Britain in its post-Brexit policy strategy has launched a new scheme to cut tariffs on hundreds of products imported to the United Kingdom from developing countries.
International Trade secretary Anne-Marie Trevelyan said the Developing Countries Trading Scheme (DCTS) goes further than the EU’s Generalized Scheme of Preferences, which the UK had previously rolled over into its statute book after leaving the bloc.
The DCTS will come into force in early 2023. British businesses can benefit from more than £750m per year of reduced import costs, leading to more choice and lower costs for UK consumers, the UK government claims.
A wide variety of products that aren’t widely produced in the UK will benefit from lower or zero tariffs – ranging from clothes and shoes to foods including olive oil and tomatoes.
Trevelyan said UK businesses will benefit from fewer trade barriers and lower costs, incentivizing them to import more goods from developing countries.
“As an independent trading nation, we are taking back control of our trade policy and making decisions that back UK businesses, help with the cost of living, and support the economies of developing countries around the world,” she said.
Marco Forgione, director general of the Institute of Export & International Trade (IOE&IT), welcomed the move, saying: “International trade has a key role to play in lifting people out of poverty, transforming communities and increasing sustainability. The UK’s new tariffs regime is an important step in achieving these goals.
“As well as reducing duties, non-tariff barriers also need to be addressed. That’s why we continue to work closely with governments and trade organizations both home and abroad to look at ways to facilitate easier trade and improve skills.
“Using technology to modernize borders and implement trusted trader schemes is the key next step in improving trade in and with developing countries.
“This is evidenced by the Trade Logistics Information Pipeline (TLIP) initiative we set up in Kenya in partnership with TMEA and the IOTA Foundation. A similar project between Kenya and the Democratic Republic of Congo which has reduced transportation from three weeks to three days.”
The DCTS covers 65 countries across Africa, Asia, Oceania and the Americas and includes some of the poorest countries in the world. As announced last year, countries qualify for the DCTS if they are within the UN’s least developed country framework or the World Bank’s measure of low-income and lower-middle-income countries.
The Independent reports examples of duty reduction including a 14% decrease for bikes from Bangladesh, 12% on T-shirts from Cambodia, 12% on baby clothes from Sri Lanka, 8% on roses from Ethiopia and 8% on onions from Senegal.
It also removes some seasonal tariffs for goods that can’t be produced can’t be grown in the UK at certain times of the year. Further, the scheme simplifies complex trade rules – including rules of origin – making it easier for businesses in developing counties to export to Britain.
However according to BBC, the plans for the DCTS includes powers to suspend a country on the grounds of human rights or labor violations, as well as for not meeting their climate change obligations.
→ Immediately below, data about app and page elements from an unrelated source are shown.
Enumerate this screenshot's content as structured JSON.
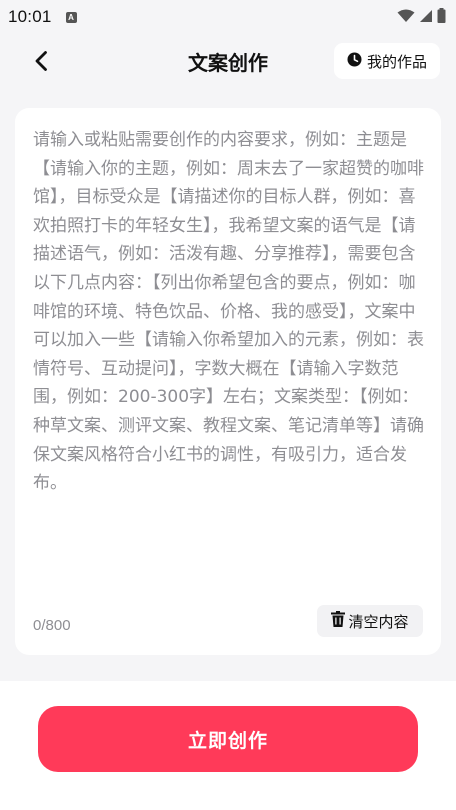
{
  "status_bar": {
    "time": "10:01",
    "notification_glyph": "A",
    "icons": [
      "wifi-icon",
      "signal-icon",
      "battery-icon"
    ]
  },
  "header": {
    "title": "文案创作",
    "back_icon": "chevron-left-icon",
    "my_works_label": "我的作品",
    "my_works_icon": "clock-icon"
  },
  "editor": {
    "placeholder": "请输入或粘贴需要创作的内容要求，例如：主题是【请输入你的主题，例如：周末去了一家超赞的咖啡馆】，目标受众是【请描述你的目标人群，例如：喜欢拍照打卡的年轻女生】，我希望文案的语气是【请描述语气，例如：活泼有趣、分享推荐】，需要包含以下几点内容：【列出你希望包含的要点，例如：咖啡馆的环境、特色饮品、价格、我的感受】，文案中可以加入一些【请输入你希望加入的元素，例如：表情符号、互动提问】，字数大概在【请输入字数范围，例如：200-300字】左右；文案类型：【例如：种草文案、测评文案、教程文案、笔记清单等】请确保文案风格符合小红书的调性，有吸引力，适合发布。",
    "char_count": "0/800",
    "clear_label": "清空内容",
    "clear_icon": "trash-icon"
  },
  "footer": {
    "create_label": "立即创作"
  },
  "colors": {
    "accent": "#ff3a59",
    "background": "#f5f5f7",
    "card": "#ffffff",
    "placeholder_text": "#8e8e93"
  }
}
Although the changes could save importers millions, the price savings for consumers may be marginal, the BBC’s global trade correspondent Dharshini David claims.